- [Aim of the exercise]: Line count for the string "JSON" in the records below: report that figure and nothing else.

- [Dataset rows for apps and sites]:
================================
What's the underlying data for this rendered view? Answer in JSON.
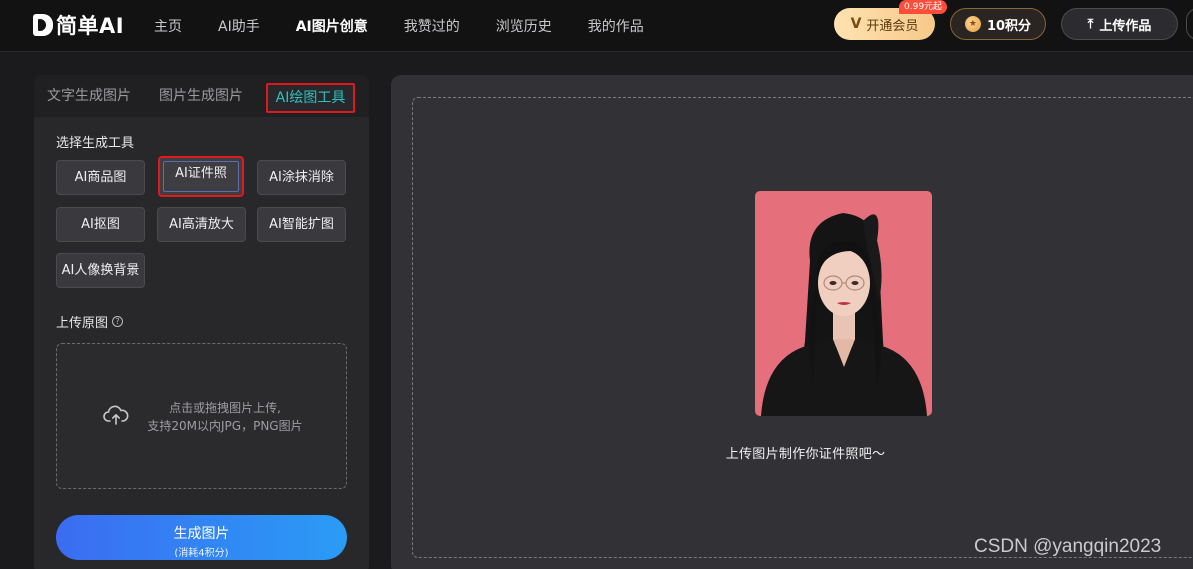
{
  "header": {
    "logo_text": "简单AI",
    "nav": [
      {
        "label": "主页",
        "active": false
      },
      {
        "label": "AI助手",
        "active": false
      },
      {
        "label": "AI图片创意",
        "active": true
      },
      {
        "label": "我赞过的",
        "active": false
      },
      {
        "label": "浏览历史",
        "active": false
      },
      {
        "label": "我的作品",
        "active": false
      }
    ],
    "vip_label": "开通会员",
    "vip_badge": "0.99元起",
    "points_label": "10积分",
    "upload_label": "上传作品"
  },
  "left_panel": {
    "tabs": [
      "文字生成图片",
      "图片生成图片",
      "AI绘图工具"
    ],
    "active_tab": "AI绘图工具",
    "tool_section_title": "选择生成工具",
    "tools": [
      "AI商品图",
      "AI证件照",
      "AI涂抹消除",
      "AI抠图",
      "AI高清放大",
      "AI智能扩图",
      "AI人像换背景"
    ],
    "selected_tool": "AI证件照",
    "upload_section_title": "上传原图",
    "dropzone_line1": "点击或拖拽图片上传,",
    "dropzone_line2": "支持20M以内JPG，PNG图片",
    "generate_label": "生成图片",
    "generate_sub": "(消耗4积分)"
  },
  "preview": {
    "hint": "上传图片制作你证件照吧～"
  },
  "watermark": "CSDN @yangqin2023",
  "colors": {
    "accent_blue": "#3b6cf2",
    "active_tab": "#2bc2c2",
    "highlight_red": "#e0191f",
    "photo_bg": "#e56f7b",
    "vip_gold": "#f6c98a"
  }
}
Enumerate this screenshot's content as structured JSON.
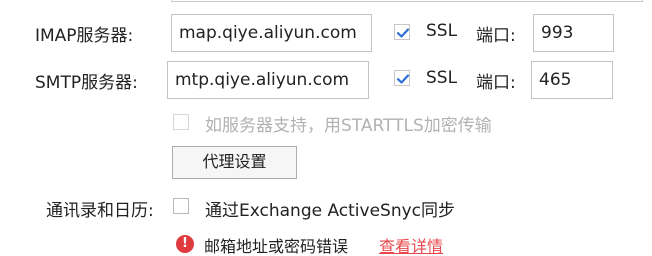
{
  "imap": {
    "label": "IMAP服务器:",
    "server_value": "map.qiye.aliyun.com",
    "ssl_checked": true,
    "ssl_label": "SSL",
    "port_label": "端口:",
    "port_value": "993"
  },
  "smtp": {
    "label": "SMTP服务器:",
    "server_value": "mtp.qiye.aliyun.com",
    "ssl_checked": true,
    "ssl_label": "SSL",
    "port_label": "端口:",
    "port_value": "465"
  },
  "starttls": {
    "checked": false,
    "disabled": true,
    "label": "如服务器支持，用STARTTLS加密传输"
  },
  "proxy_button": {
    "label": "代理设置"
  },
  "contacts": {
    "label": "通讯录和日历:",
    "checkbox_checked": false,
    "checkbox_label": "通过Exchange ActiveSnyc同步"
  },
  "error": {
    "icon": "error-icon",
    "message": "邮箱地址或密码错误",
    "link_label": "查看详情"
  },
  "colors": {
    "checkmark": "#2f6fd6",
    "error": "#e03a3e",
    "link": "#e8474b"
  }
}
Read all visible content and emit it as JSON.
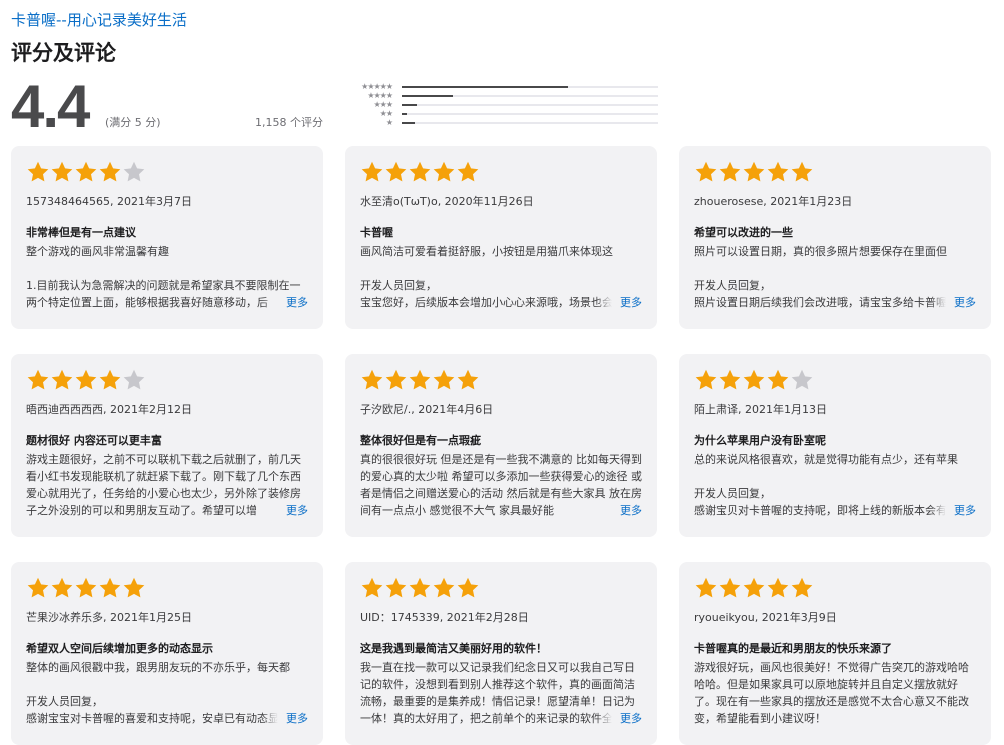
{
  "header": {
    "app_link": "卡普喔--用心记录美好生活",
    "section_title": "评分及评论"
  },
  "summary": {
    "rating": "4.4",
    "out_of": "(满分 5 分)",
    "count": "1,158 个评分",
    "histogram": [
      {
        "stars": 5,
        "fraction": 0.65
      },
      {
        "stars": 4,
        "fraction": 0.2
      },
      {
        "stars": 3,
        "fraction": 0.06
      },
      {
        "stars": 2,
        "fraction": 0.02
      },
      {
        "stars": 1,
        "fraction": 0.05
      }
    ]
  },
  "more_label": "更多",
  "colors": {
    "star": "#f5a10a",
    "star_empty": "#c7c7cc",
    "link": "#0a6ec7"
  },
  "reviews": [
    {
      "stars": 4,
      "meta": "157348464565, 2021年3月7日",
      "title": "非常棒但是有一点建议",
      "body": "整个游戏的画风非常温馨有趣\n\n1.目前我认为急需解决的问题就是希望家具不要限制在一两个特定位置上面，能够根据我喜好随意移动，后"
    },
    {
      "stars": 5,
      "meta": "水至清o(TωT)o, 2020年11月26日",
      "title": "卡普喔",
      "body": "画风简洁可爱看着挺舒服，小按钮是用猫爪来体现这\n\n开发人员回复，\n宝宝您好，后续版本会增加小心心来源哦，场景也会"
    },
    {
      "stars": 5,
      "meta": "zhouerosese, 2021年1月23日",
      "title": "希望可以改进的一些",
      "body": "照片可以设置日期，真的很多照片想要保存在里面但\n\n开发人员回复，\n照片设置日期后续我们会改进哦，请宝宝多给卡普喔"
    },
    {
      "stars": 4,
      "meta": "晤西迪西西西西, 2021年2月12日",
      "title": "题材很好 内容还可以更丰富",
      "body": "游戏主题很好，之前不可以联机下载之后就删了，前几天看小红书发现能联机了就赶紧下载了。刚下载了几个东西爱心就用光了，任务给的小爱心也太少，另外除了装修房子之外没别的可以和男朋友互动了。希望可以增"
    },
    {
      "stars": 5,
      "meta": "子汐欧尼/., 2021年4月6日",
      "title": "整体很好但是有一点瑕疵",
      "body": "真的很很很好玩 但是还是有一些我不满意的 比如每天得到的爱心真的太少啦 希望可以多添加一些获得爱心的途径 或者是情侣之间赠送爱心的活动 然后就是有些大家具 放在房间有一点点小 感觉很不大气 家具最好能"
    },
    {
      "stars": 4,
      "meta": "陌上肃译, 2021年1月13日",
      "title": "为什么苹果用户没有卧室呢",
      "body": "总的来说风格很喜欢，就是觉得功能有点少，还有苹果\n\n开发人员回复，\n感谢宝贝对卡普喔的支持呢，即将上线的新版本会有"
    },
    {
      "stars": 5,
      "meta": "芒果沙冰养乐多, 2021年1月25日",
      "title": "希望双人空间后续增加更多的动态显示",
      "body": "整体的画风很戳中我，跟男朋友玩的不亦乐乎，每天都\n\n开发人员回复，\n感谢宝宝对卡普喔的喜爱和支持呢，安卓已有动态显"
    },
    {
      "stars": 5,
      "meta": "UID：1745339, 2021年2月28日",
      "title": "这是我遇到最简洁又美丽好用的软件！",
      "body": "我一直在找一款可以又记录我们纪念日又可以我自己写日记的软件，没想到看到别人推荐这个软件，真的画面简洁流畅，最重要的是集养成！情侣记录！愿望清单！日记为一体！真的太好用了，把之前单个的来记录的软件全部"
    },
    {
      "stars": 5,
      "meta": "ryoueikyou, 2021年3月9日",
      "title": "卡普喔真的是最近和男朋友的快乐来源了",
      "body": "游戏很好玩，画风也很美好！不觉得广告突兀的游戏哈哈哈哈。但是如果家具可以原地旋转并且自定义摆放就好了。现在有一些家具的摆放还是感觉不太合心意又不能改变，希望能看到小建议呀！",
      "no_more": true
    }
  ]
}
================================
- [Answer to this exercise]: 3